On the last day of March, two and half weeks before Google reported impressive financial results that defied predictions of an economy-affected slowdown, Schmidt sat down with Fortune's Adam Lashinsky at Google's headquarters in Mountain View, Calif., to discuss Google's reputation, its challenges and what impact the company is feeling from the departures of some of its key employees.
Fortune: Is Google somehow immune to the various negative factors that hit every other company?
Schmidt: No. Google is not immune to any of the problems that companies face. In fact, Google faces them faster because of our growth.
It seems that one of the media's favorite topes is the When-will-Google-fall story line.
Well, take Fortune. If you go back and you read the articles over a five-year period, they've all had this sort of, "yes, but" (section). That's not a criticism. It's perfectly reasonable reporting, but I would read them and I would say, well, do I believe that the "yes, but...." is going to become the thing that will hurt the company? My conclusion was we would overcome it. One of the things to understand is that a properly scaling organization will address the challenges and overcome them, right? And a poorly run company will either deny those challenges exist, which is just stupidity but people do it, or they will fail to address them. They won't have a forum. In other words, they'll keep doing their old thing.

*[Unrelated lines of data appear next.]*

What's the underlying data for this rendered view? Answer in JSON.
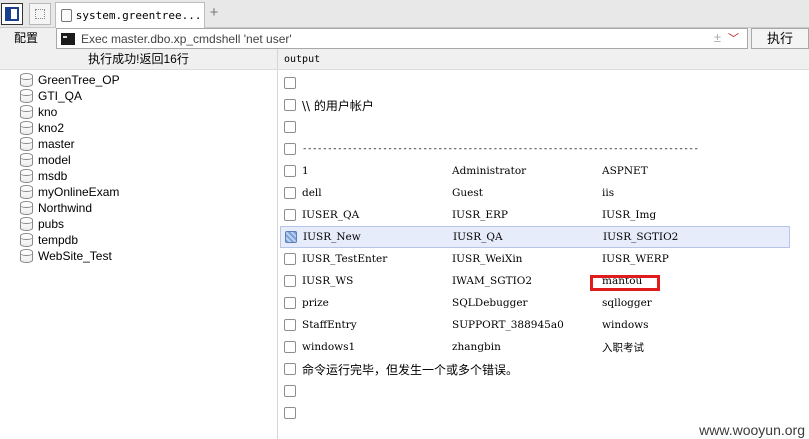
{
  "tabstrip": {
    "tab_label": "system.greentree....",
    "add_symbol": "+"
  },
  "cmdbar": {
    "config_label": "配置",
    "command": "Exec master.dbo.xp_cmdshell 'net user'",
    "plus_minus": "±",
    "dropdown_symbol": "﹀",
    "execute_label": "执行"
  },
  "left_header": "执行成功!返回16行",
  "right_header": "output",
  "databases": [
    "GreenTree_OP",
    "GTI_QA",
    "kno",
    "kno2",
    "master",
    "model",
    "msdb",
    "myOnlineExam",
    "Northwind",
    "pubs",
    "tempdb",
    "WebSite_Test"
  ],
  "output": {
    "header_line": "\\\\ 的用户帐户",
    "dash_line": "-------------------------------------------------------------------------------",
    "rows": [
      [
        "1",
        "Administrator",
        "ASPNET"
      ],
      [
        "dell",
        "Guest",
        "iis"
      ],
      [
        "IUSER_QA",
        "IUSR_ERP",
        "IUSR_Img"
      ],
      [
        "IUSR_New",
        "IUSR_QA",
        "IUSR_SGTIO2"
      ],
      [
        "IUSR_TestEnter",
        "IUSR_WeiXin",
        "IUSR_WERP"
      ],
      [
        "IUSR_WS",
        "IWAM_SGTIO2",
        "mantou"
      ],
      [
        "prize",
        "SQLDebugger",
        "sqllogger"
      ],
      [
        "StaffEntry",
        "SUPPORT_388945a0",
        "windows"
      ],
      [
        "windows1",
        "zhangbin",
        "入职考试"
      ]
    ],
    "footer_line": "命令运行完毕，但发生一个或多个错误。"
  },
  "watermark": "www.wooyun.org",
  "colors": {
    "highlight": "#e01b1b",
    "selected_row": "#e7ecfa"
  }
}
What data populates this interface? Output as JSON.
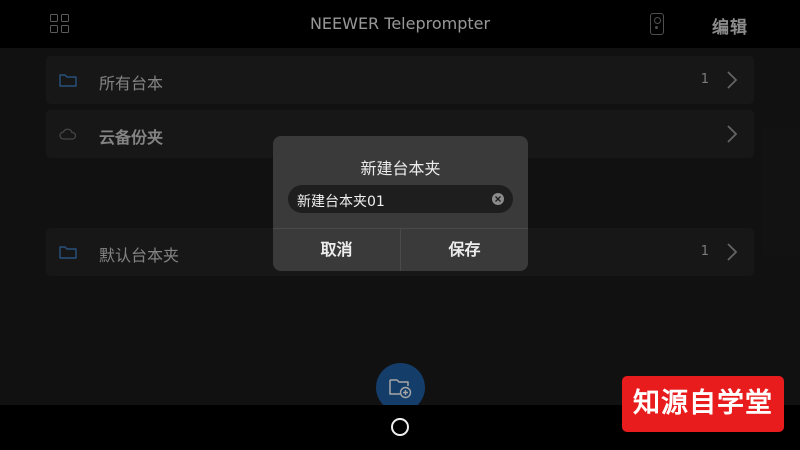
{
  "header": {
    "title": "NEEWER Teleprompter",
    "edit_label": "编辑"
  },
  "folders": [
    {
      "label": "所有台本",
      "count": "1",
      "icon": "folder-icon"
    },
    {
      "label": "云备份夹",
      "count": "",
      "icon": "cloud-icon"
    },
    {
      "label": "默认台本夹",
      "count": "1",
      "icon": "folder-icon"
    }
  ],
  "dialog": {
    "title": "新建台本夹",
    "input_value": "新建台本夹01",
    "cancel_label": "取消",
    "save_label": "保存"
  },
  "watermark": {
    "text": "知源自学堂"
  },
  "colors": {
    "accent": "#1f5fa3",
    "folder_icon": "#3f7fc2",
    "watermark_bg": "#e81c1c"
  }
}
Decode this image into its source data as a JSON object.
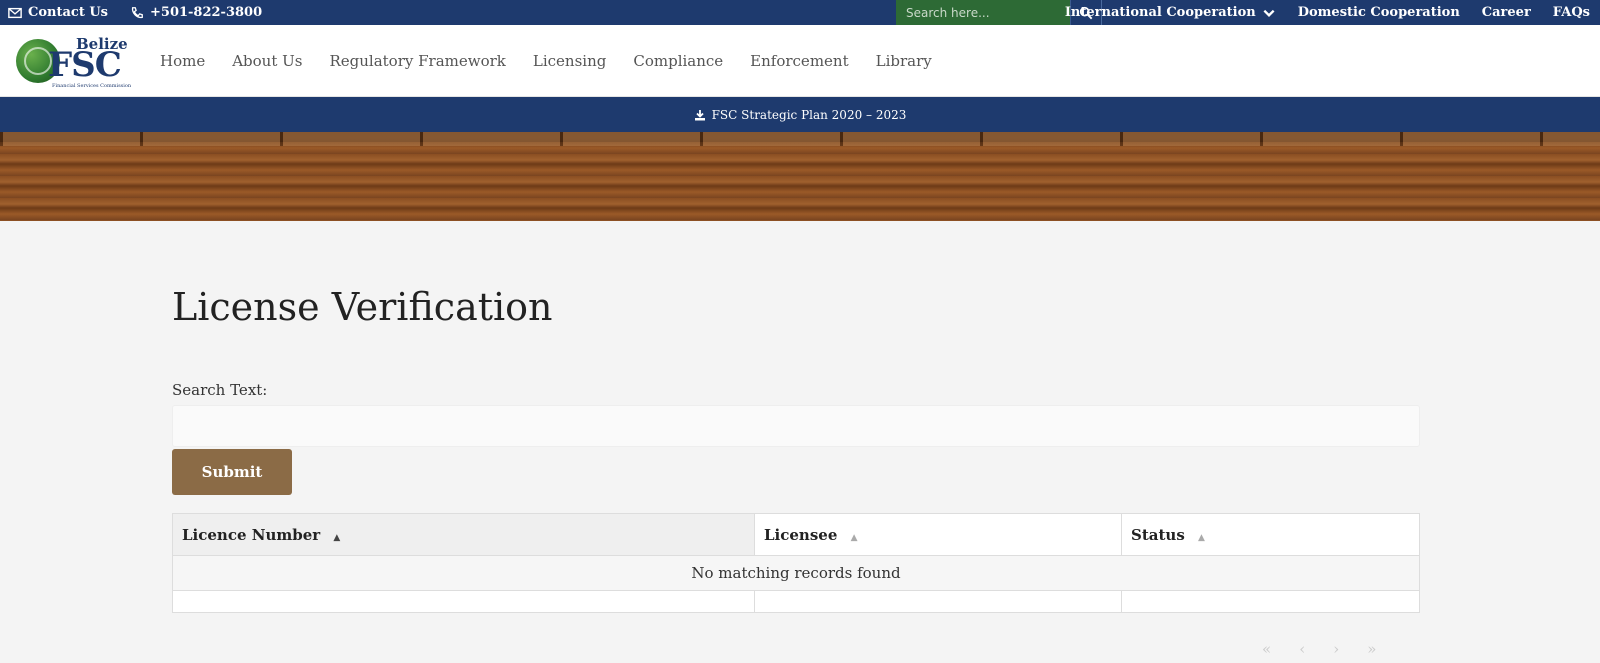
{
  "topbar": {
    "contact_label": "Contact Us",
    "phone_label": "+501-822-3800",
    "search_placeholder": "Search here...",
    "right_links": [
      "International Cooperation",
      "Domestic Cooperation",
      "Career",
      "FAQs"
    ]
  },
  "logo": {
    "top_text": "Belize",
    "main_text": "FSC",
    "sub_text": "Financial Services Commission"
  },
  "nav": {
    "links": [
      "Home",
      "About Us",
      "Regulatory Framework",
      "Licensing",
      "Compliance",
      "Enforcement",
      "Library"
    ]
  },
  "banner": {
    "download_label": "FSC Strategic Plan 2020 – 2023"
  },
  "main": {
    "title": "License Verification",
    "search_label": "Search Text:",
    "search_value": "",
    "submit_label": "Submit",
    "table": {
      "columns": [
        "Licence Number",
        "Licensee",
        "Status"
      ],
      "empty_message": "No matching records found"
    },
    "pager": [
      "«",
      "‹",
      "›",
      "»"
    ]
  },
  "colors": {
    "navy": "#1e3a6e",
    "search_green": "#2d6a35",
    "submit_brown": "#8b6b46"
  }
}
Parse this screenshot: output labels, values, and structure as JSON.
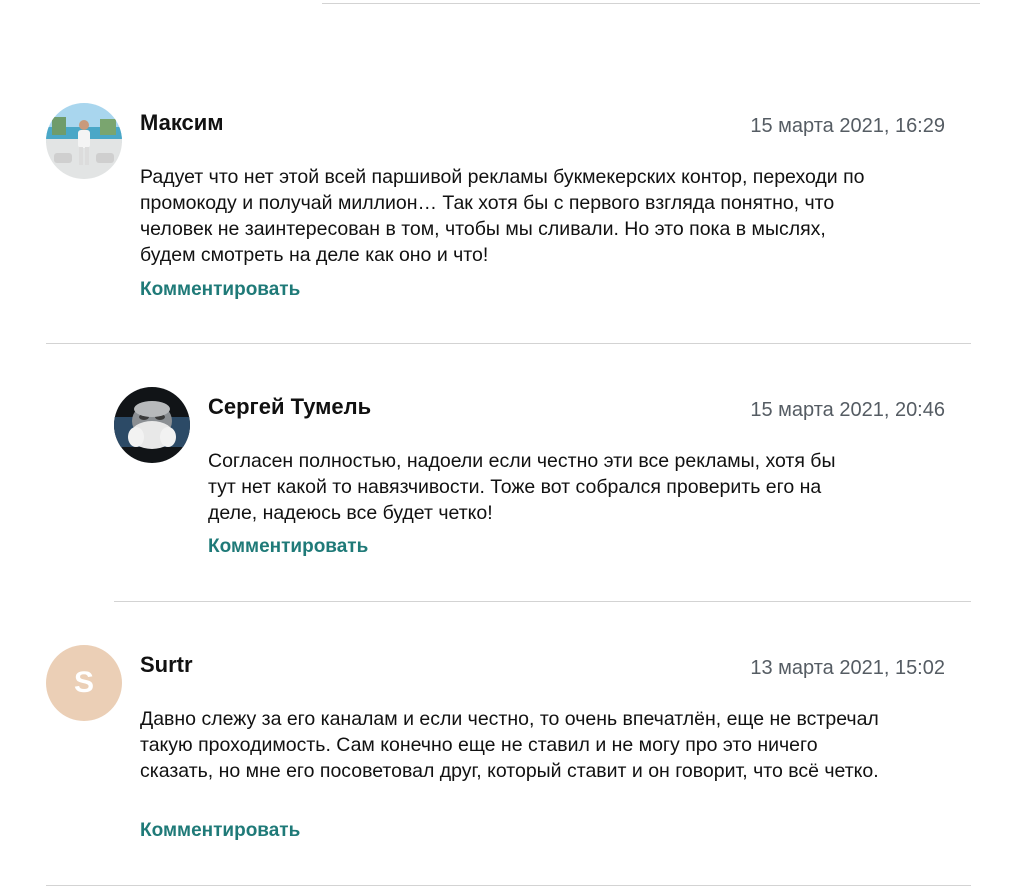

What, then, are the most important challenges?
They are always about leadership. At a corporate level, history says that leaders in their markets are almost always knocked off their leadership position by their own actions and not by actions of others. If you look at the press coverage it's all focused on external threats but the biggest threat is internal, and it's not just true of Google, by the way.
What type of internal threats?
The simple one is the threat of distraction. I'll give you an example. You could imagine that Google Apps [the company's Web-based package of word-processing, spreadsheet and e-mail programs that mimics Microsoft's Office franchise] taking over 90 percent of our time. We don't allow that because we're disciplined about spending a lot of time on our core businesses. We hope at some point Google Apps will become a core business, but today it's not, so [that's] a threat of distraction.
How do you respond to criticism that Google does only one thing well, search-based advertising, and that the rest of the company's new products haven't lived up to their hype?
It's materially false that there's not much going on. The evidence is that we are in one of our most productive phases. Remember, you'll never get a successful answer to that because the whole idea is to collapse everything into Google rather than having brand new, separate brands. So, from your perspective, you sit there and you go, well, what's new? It looks like Google.
Does it become increasingly difficult to run Google as it grows beyond a certain size? You ended 2007 with almost 17,000 people.
Microsoft (MSFT, Fortune 500) has 70,000 employees. Is it harder to get things done in Microsoft at 70,000? Well, the answer that's probably more interesting is how has it changed from 7,000 to 70,000. We certainly could have a big company organized into 20 small companies. That's called divisionalization. We went through this at Sun (JAVA, Fortune 500) [where Schmidt was chief technology officer] and I'm rather cynical about it. The argument is that divisionalization allows you to have general managers who then make operating decisions that are fast moving. The problem with that is if the customer wants an integrated experience it now looks like they're looking at a federated experience. So you don't get leverage. We talk a lot about this issue, and we're trying to do the inverse. We're trying to run a large company well, which is not an oxymoron.
How concerned are you by recent executive departures to companies like EMI and Facebook as well as to startups like Ooyala, Mechanical Zoo and FriendFeed?
We're going to have some of that. Our attrition is very much lower than any other company of our size. People tend to stay at Google. Some percentage of people will do that but it's very small, and the reason is that startups are not a very good exit vehicle right now. Nobody's going public because of the market. Startup incubation time is long. I teach venture capital at Stanford so I've studied this very carefully.